University of Cambridge > > Institute for Energy and Environmental Flows (IEEF) > Novel processing and 3D correlative imaging of electrodes for batteries

Novel processing and 3D correlative imaging of electrodes for batteries

Add to your list(s) Download to your calendar using vCal

If you have a question about this talk, please contact Catherine Pearson.

Rechargeable batteries can contribute to powering electric transportation and storing electrical energy generated from intermittent renewable sources. There are increasing demands for improving the rate capability and energy density of current Li ion batteries (LIBs) and solid-state Li metal batteries (SSLMBs), along with other types of batteries. Two novel processing technologies have been developed to optimise the battery electrode microstructure and improve ion diffusion kinetics: (i) directional ice templating (DIT) for fabricating thick (900 µm) cathodes with vertical pore arrays and porosity gradient for LIBs [1]; and (ii) directional freezing and polymerisation (DFP) for fabricating cathodes with vertical arrays of solid polymer electrolyte (SPE) directly incorporated in the cathode microstructure during processing for SSLM Bs [2]. Both techniques reduced tortuosity τ of ion diffusion pathways through electrode thickness to 1.5 from ~3.3 for commercial electrodes.

We then show a new correlative imaging technique of combining X-ray Compton scattering imaging (XCS-I) and computed tomography (XCT) that allows 3D pixel-by-pixel mapping of Li chemical stoichiometry variations in a LiNi0.8Mn0.1Co0.1O2 electrode within a coin cell battery (Fig. 1) [3,4]. Using this technique, we show how the anisotropic electrode microstructure improved Li+ ion diffusivity, homogenised Li+ ion concentration, and improved energy storage performance.

Abstract attached

This talk is part of the Institute for Energy and Environmental Flows (IEEF) series.

Tell a friend about this talk:

This talk is included in these lists:

Note that ex-directory lists are not shown.


© 2006-2024, University of Cambridge.

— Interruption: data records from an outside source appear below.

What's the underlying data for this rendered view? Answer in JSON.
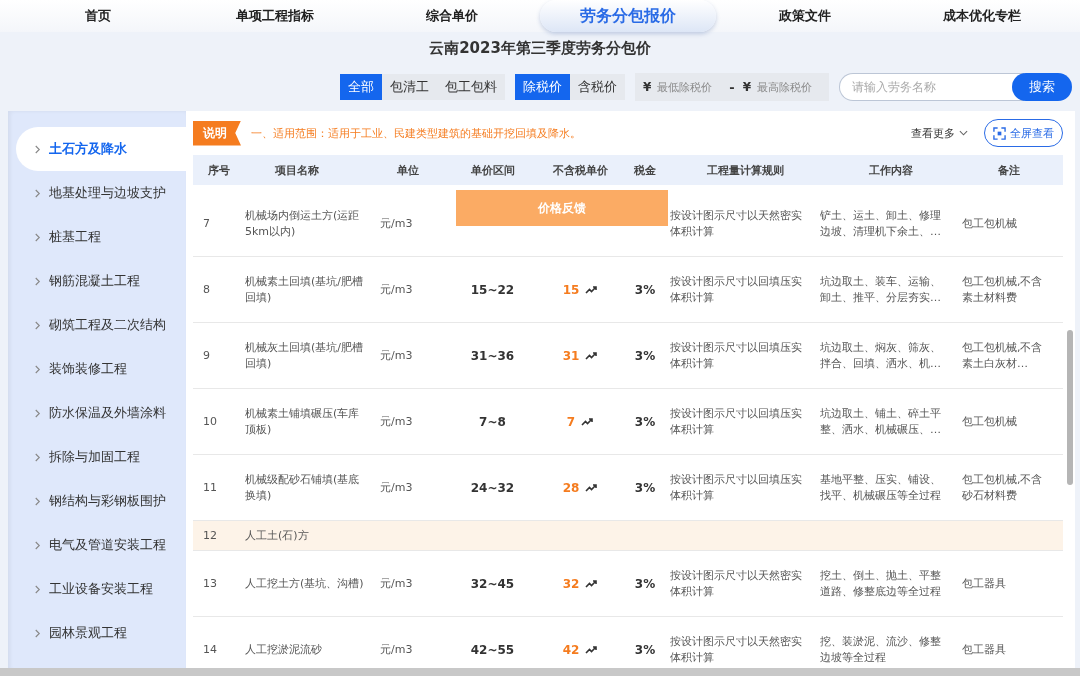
{
  "nav": [
    {
      "label": "首页",
      "selected": false
    },
    {
      "label": "单项工程指标",
      "selected": false
    },
    {
      "label": "综合单价",
      "selected": false
    },
    {
      "label": "劳务分包报价",
      "selected": true
    },
    {
      "label": "政策文件",
      "selected": false
    },
    {
      "label": "成本优化专栏",
      "selected": false
    }
  ],
  "page_title": "云南2023年第三季度劳务分包价",
  "scope_filter": [
    {
      "label": "全部",
      "selected": true
    },
    {
      "label": "包清工",
      "selected": false
    },
    {
      "label": "包工包料",
      "selected": false
    }
  ],
  "tax_filter": [
    {
      "label": "除税价",
      "selected": true
    },
    {
      "label": "含税价",
      "selected": false
    }
  ],
  "price_range": {
    "currency": "¥",
    "min_placeholder": "最低除税价",
    "separator": "-",
    "max_placeholder": "最高除税价"
  },
  "search": {
    "placeholder": "请输入劳务名称",
    "button": "搜索"
  },
  "sidebar": [
    {
      "label": "土石方及降水",
      "selected": true
    },
    {
      "label": "地基处理与边坡支护",
      "selected": false
    },
    {
      "label": "桩基工程",
      "selected": false
    },
    {
      "label": "钢筋混凝土工程",
      "selected": false
    },
    {
      "label": "砌筑工程及二次结构",
      "selected": false
    },
    {
      "label": "装饰装修工程",
      "selected": false
    },
    {
      "label": "防水保温及外墙涂料",
      "selected": false
    },
    {
      "label": "拆除与加固工程",
      "selected": false
    },
    {
      "label": "钢结构与彩钢板围护",
      "selected": false
    },
    {
      "label": "电气及管道安装工程",
      "selected": false
    },
    {
      "label": "工业设备安装工程",
      "selected": false
    },
    {
      "label": "园林景观工程",
      "selected": false
    }
  ],
  "note": {
    "tag": "说明",
    "text": "一、适用范围：适用于工业、民建类型建筑的基础开挖回填及降水。",
    "more": "查看更多",
    "fullscreen": "全屏查看"
  },
  "table": {
    "columns": [
      "序号",
      "项目名称",
      "单位",
      "单价区间",
      "不含税单价",
      "税金",
      "工程量计算规则",
      "工作内容",
      "备注"
    ],
    "rows": [
      {
        "kind": "item",
        "no": "7",
        "name": "机械场内倒运土方(运距5km以内)",
        "unit": "元/m3",
        "rule": "按设计图示尺寸以天然密实体积计算",
        "work": "铲土、运土、卸土、修理边坡、清理机下余土、…",
        "remark": "包工包机械"
      },
      {
        "kind": "item",
        "no": "8",
        "name": "机械素土回填(基坑/肥槽回填)",
        "unit": "元/m3",
        "range": "15~22",
        "price": "15",
        "tax": "3%",
        "rule": "按设计图示尺寸以回填压实体积计算",
        "work": "坑边取土、装车、运输、卸土、推平、分层夯实…",
        "remark": "包工包机械,不含素土材料费"
      },
      {
        "kind": "item",
        "no": "9",
        "name": "机械灰土回填(基坑/肥槽回填)",
        "unit": "元/m3",
        "range": "31~36",
        "price": "31",
        "tax": "3%",
        "rule": "按设计图示尺寸以回填压实体积计算",
        "work": "坑边取土、焖灰、筛灰、拌合、回填、洒水、机…",
        "remark": "包工包机械,不含素土白灰材…"
      },
      {
        "kind": "item",
        "no": "10",
        "name": "机械素土铺填碾压(车库顶板)",
        "unit": "元/m3",
        "range": "7~8",
        "price": "7",
        "tax": "3%",
        "rule": "按设计图示尺寸以回填压实体积计算",
        "work": "坑边取土、铺土、碎土平整、洒水、机械碾压、…",
        "remark": "包工包机械"
      },
      {
        "kind": "item",
        "no": "11",
        "name": "机械级配砂石铺填(基底换填)",
        "unit": "元/m3",
        "range": "24~32",
        "price": "28",
        "tax": "3%",
        "rule": "按设计图示尺寸以回填压实体积计算",
        "work": "基地平整、压实、铺设、找平、机械碾压等全过程",
        "remark": "包工包机械,不含砂石材料费"
      },
      {
        "kind": "group",
        "no": "12",
        "name": "人工土(石)方"
      },
      {
        "kind": "item",
        "no": "13",
        "name": "人工挖土方(基坑、沟槽)",
        "unit": "元/m3",
        "range": "32~45",
        "price": "32",
        "tax": "3%",
        "rule": "按设计图示尺寸以天然密实体积计算",
        "work": "挖土、倒土、抛土、平整道路、修整底边等全过程",
        "remark": "包工器具"
      },
      {
        "kind": "item",
        "no": "14",
        "name": "人工挖淤泥流砂",
        "unit": "元/m3",
        "range": "42~55",
        "price": "42",
        "tax": "3%",
        "rule": "按设计图示尺寸以天然密实体积计算",
        "work": "挖、装淤泥、流沙、修整边坡等全过程",
        "remark": "包工器具"
      }
    ]
  },
  "feedback_popup": "价格反馈"
}
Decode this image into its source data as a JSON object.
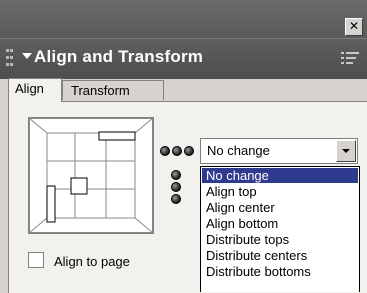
{
  "panel": {
    "close_glyph": "✕",
    "title": "Align and Transform"
  },
  "tabs": [
    {
      "label": "Align",
      "active": true
    },
    {
      "label": "Transform",
      "active": false
    }
  ],
  "align": {
    "to_page_label": "Align to page",
    "to_page_checked": false,
    "mode": {
      "value": "No change",
      "options": [
        "No change",
        "Align top",
        "Align center",
        "Align bottom",
        "Distribute tops",
        "Distribute centers",
        "Distribute bottoms"
      ],
      "highlighted": "No change"
    }
  },
  "colors": {
    "selection": "#2f3b8f",
    "header": "#555555"
  },
  "icons": [
    "close-icon",
    "gripper-icon",
    "collapse-arrow-icon",
    "panel-menu-icon",
    "dropdown-arrow-icon"
  ]
}
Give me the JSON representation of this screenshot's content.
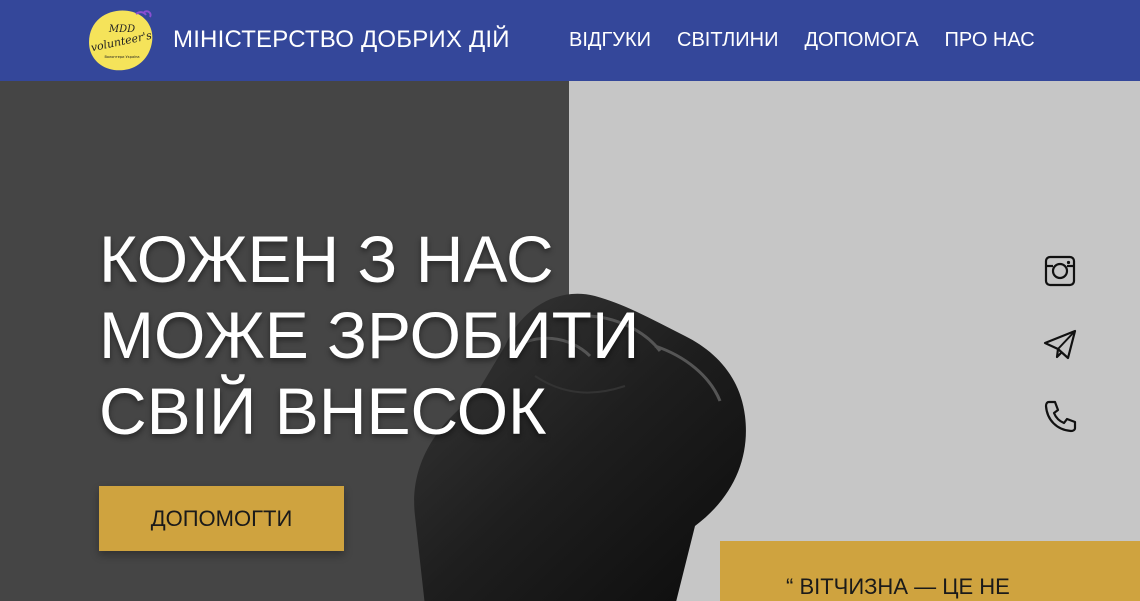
{
  "header": {
    "logo_text_top": "MDD",
    "logo_text_main": "volunteer's",
    "logo_text_sub": "Волонтери Україна",
    "site_title": "МІНІСТЕРСТВО ДОБРИХ ДІЙ",
    "nav": [
      {
        "label": "ВІДГУКИ"
      },
      {
        "label": "СВІТЛИНИ"
      },
      {
        "label": "ДОПОМОГА"
      },
      {
        "label": "ПРО НАС"
      }
    ],
    "bg_color": "#34479a",
    "logo_color": "#f5e35a"
  },
  "hero": {
    "title_lines": [
      "КОЖЕН З НАС",
      "МОЖЕ ЗРОБИТИ",
      "СВІЙ ВНЕСОК"
    ],
    "cta_label": "ДОПОМОГТИ",
    "accent_color": "#cfa33f",
    "quote": "“ ВІТЧИЗНА — ЦЕ НЕ"
  },
  "social": {
    "icons": [
      "instagram-icon",
      "telegram-icon",
      "phone-icon"
    ]
  }
}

Contact Us | Help and Documentation | Privacy and Publicity